Women's Royal Air Force (WRAF) 1949 - 1994

The Women's Royal Air Force was reborn on 1 February 1949, offering women a full professional career in the air force for the first time. Although women had served alongside the Royal Air Force (RAF) before, it had always been in a temporary wartime capacity.

The passing of the Army and Air Force (Women's Service) Act in 1948 created the opportunity for a permanent peacetime role for women in the Armed Forces, in recognition of their invaluable wartime contribution.

Certificate of Service

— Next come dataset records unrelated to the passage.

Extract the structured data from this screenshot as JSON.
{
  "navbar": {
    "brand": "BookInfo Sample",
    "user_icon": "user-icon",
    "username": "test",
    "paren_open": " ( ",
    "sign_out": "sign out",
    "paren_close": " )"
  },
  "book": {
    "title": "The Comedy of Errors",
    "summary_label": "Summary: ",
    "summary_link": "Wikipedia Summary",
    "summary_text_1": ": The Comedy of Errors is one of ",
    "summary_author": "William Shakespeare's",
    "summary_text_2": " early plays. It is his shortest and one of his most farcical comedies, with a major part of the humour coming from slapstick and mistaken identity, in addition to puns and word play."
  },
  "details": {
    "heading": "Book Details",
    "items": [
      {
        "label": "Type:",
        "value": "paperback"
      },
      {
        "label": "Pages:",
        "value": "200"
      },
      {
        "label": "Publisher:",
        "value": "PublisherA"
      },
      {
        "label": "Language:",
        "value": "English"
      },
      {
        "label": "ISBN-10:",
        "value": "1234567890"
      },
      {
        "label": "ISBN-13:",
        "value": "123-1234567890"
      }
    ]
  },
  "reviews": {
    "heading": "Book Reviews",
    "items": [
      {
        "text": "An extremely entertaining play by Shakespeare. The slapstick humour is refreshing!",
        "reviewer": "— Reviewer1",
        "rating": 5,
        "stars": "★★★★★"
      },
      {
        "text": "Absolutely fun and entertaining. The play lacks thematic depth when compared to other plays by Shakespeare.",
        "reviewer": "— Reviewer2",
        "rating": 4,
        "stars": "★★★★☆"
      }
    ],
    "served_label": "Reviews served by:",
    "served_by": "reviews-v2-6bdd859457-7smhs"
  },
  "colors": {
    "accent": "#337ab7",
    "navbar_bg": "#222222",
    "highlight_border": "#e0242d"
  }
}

From the outset, the WRAF was to be integrated as fully as possible with the RAF, a source of much pride for its members. All new entrants were commissioned or enlisted in the Royal Air Force, taking the same oath as the men, and subject to the same conditions of service and disciplinary code.

Oath of Allegiance

The only restriction placed on their employment was that they should not undertake combatant duties. King's Regulations were rewritten to include the WRAF and, except in issues of women's welfare, WRAF personnel were in principle to be treated like their male counterparts.

Initially, female entrants underwent basic training separately, joining their male colleagues for professional training in their chosen branch or trade.

On completion of training, WRAFs were posted to RAF stations both at home and overseas, serving as far afield as Singapore, Burma and Iraq. Despite their non-combatant status, the WRAF found themselves at the heart of Britain's numerous post-war conflicts in places such as Malaya, Kenya, and Cyprus where they performed vital support roles, often in dangerous situations.

From 1949, about 80% of trades were open to women including driving, ground signalling, clerical work and catering. Opportunities to fly existed for members of the WRAF Volunteer Reserve but regulars were not yet accepted as aircrew.

WRAF Recruiting List

As the Service progressed more technical trades became available such as Mechanic and Air Traffic Control. In 1959, the new trade of Air Quartermaster was opened to women. In 1962 these became the first females to be recognised as aircrew.

The WRAF and Royal Air Force (RAF) grew ever closer over the following years and in 1968, female officers adopted the rank titles of their RAF counterparts. Training was also consolidated both at recruit and officer level, and in 1970 the first female entrants were admitted into the RAF College, Cranwell.

WRAF Officer Cadets at their Passing Out Parade

Soon after, women began to be promoted to senior appointments and in 1975 Group Captain Joan Peck became Deputy Director of the Signals Branch, the first woman to hold such a position.

Despite such breakthroughs, the majority of women remained firmly on the ground. It would be over ten years before the concept of operational female aircrew became a reality. In September 1989, the first female navigators commenced training at RAF Finningley, graduating in 1990 to take up posts in the Hercules fleet. Just five months later, Flight Lieutenant Julie Gibson became the RAF's first operational female pilot, flying Andovers and the multi-engined Hercules transport.

On 1 April 1994, the WRAF formally merged with the RAF, marking the full integration of women into the air force. In 45 years women had progressed from a temporary wartime support role to become full members of the world's oldest independent air force.